Commander Abraham Selinger - in charge of Bureau 06, assembling evidence in the Adolf Eichmann case - gave his first press conference to foreign correspondents in Tel Aviv, June 3. Stating that Eichmann had been making statements to the police for a few hours each day, the Commander requested journalists not to ask questions about eventual charges as it was "premature to expect replies".
The commander said that Eichmann - accused of killing 06 million Jews - had been given the opportunity to write his own notes and, if he wished, his own version of his role. Apart from Eichmann's investigation it would be necessary to gather considerable material - some from the Nuremberg trials and various state trials in Poland, Czechoslovakia and other countries. One reporter asked if Eichmann had placed any copyright on his memoirs as "he could make a lot of money out of this." Commander Selinger replied that there was a copyright on the writings but "it belonged to the Israel Police."
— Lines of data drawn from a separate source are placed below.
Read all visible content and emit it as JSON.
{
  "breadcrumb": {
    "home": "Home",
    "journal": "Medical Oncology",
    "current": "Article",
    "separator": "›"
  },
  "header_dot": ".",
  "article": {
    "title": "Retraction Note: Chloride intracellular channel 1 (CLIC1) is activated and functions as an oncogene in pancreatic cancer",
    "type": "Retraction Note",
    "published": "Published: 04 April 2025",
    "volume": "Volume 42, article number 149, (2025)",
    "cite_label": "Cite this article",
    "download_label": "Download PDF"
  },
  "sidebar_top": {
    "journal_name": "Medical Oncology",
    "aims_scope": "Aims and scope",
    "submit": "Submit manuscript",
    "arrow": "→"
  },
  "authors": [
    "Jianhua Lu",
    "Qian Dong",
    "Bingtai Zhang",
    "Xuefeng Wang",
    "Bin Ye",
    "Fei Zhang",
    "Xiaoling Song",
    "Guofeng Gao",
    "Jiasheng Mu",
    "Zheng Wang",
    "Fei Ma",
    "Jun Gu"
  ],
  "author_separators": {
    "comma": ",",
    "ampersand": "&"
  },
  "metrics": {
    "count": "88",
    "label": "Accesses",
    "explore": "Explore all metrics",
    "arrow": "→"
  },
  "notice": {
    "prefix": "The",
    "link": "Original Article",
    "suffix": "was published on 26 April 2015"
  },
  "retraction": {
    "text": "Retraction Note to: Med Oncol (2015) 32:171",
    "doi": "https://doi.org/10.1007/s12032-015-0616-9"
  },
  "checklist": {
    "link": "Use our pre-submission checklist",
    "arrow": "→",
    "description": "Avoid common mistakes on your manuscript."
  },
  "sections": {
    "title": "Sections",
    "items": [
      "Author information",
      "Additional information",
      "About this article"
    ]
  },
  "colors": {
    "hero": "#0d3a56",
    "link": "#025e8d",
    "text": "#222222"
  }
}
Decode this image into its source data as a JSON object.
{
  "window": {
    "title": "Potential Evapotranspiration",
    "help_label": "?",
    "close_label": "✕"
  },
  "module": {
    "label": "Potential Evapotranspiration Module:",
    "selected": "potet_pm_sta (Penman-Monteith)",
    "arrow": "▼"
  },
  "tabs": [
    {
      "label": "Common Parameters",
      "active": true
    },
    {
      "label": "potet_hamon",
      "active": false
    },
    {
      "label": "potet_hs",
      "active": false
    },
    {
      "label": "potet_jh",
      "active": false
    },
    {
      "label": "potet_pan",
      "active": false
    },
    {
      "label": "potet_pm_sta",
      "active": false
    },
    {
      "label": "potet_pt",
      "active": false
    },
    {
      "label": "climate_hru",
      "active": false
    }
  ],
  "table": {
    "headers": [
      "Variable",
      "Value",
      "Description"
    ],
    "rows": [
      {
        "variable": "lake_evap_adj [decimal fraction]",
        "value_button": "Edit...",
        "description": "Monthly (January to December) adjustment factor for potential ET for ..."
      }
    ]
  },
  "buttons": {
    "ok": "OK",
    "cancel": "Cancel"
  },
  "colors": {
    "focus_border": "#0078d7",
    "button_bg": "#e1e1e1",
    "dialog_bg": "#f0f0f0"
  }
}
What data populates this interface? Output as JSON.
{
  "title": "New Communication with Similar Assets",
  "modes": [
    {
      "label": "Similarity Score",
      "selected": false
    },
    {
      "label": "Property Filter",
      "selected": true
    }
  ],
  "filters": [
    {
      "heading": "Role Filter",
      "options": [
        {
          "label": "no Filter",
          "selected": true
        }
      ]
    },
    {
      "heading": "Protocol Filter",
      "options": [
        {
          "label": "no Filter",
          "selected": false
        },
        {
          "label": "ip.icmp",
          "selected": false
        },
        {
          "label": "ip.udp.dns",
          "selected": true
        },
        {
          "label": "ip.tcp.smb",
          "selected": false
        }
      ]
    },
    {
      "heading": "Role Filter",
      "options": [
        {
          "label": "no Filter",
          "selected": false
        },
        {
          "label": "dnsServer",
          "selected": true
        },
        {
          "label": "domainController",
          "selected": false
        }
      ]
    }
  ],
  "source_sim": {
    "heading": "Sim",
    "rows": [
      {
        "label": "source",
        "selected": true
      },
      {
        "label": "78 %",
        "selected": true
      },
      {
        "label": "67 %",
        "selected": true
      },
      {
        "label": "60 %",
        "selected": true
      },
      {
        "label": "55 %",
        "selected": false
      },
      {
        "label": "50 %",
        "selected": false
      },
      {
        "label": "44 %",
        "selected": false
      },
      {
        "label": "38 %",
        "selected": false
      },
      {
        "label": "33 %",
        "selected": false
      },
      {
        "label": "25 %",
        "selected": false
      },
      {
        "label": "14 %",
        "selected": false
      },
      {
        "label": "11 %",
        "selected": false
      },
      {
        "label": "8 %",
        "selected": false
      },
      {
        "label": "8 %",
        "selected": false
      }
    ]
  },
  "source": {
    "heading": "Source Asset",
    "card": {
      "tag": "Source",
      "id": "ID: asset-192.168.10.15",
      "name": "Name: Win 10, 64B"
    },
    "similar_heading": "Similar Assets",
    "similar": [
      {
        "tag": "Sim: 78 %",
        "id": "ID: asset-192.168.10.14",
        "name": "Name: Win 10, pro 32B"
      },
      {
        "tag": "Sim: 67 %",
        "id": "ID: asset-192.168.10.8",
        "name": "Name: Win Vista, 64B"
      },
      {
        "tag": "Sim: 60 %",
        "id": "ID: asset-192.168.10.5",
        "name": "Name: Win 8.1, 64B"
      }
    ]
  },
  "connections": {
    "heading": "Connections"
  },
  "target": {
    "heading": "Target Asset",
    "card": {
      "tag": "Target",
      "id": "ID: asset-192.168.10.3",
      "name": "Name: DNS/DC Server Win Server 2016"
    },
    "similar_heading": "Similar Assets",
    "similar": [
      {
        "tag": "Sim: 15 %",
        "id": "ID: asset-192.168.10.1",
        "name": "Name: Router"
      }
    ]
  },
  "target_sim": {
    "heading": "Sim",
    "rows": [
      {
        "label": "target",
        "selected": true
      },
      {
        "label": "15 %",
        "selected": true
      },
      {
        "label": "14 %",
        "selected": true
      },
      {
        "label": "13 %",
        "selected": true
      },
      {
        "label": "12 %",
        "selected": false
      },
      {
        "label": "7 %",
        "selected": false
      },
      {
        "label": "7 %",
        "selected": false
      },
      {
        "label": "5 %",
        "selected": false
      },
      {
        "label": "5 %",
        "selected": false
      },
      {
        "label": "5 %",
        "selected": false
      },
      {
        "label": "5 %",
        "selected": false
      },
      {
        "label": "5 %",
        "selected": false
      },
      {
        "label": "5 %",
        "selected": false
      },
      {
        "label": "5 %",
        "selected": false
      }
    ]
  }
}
It was officially disclosed by Israel, June 7, that Israeli secret "volunteers" traced 54-year-old Gestapo-man Eichmann in Argentina after a 15-year search, but denied that they kidnapped him. Eichmann, it is asserted, asked for 24 hours to think over their suggestion of a trial in Israel and later agreed to leave Argentina to face the charges and "gain inner peace".
Israel's memorial archives of Nazi victims - Yad va Shem - were to send West German authorities the names of 325 Germans who, they allege, are war criminal eligible for prosecution. They have also handed Commander Selinger documents containing details of Eichmann's wartime activities. They are said to contain minutes of a meeting at the German War Ministry, signed by Eichmann, reporting the deportation of 55,000 Jews from Berlin, Prague and Budapest, explaining the arrangements for secrecy.